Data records
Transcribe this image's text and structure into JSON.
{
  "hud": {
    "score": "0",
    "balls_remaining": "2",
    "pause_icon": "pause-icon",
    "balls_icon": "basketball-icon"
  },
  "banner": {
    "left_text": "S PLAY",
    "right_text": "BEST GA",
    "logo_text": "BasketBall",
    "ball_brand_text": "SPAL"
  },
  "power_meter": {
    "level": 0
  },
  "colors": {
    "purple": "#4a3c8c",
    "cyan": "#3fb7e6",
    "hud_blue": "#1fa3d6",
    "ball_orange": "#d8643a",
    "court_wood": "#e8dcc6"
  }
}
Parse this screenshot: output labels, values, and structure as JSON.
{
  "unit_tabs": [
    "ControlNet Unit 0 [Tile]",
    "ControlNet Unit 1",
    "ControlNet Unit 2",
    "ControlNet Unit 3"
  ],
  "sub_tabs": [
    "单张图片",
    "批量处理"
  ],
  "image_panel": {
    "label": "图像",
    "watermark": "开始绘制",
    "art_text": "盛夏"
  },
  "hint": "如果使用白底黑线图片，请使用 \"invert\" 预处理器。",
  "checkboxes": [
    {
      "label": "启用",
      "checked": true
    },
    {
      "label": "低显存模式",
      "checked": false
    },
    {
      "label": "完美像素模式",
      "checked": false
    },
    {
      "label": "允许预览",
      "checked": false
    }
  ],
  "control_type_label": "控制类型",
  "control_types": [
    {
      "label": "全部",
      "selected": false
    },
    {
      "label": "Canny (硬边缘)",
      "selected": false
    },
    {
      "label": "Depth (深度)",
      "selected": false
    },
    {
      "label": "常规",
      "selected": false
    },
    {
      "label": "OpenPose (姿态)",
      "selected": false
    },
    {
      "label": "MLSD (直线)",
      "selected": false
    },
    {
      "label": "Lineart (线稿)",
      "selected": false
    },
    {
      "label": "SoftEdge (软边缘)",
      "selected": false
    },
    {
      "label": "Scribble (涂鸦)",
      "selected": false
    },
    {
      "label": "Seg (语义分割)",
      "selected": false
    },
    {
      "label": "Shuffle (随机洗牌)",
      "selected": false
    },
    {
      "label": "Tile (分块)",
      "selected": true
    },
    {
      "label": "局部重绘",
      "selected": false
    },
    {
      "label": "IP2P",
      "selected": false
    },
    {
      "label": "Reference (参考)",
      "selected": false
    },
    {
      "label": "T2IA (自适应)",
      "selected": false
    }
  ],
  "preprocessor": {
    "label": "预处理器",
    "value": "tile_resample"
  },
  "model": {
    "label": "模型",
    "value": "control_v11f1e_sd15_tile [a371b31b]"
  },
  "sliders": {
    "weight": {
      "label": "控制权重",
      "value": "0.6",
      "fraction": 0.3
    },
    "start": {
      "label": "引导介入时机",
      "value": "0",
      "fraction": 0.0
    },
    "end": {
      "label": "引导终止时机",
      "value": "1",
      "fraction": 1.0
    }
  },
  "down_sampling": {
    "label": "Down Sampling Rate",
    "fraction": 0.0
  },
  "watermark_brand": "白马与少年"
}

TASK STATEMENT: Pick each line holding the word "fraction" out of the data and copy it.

ANSWER BOX:
      "fraction": 0.3
      "fraction": 0.0
      "fraction": 1.0
    "fraction": 0.0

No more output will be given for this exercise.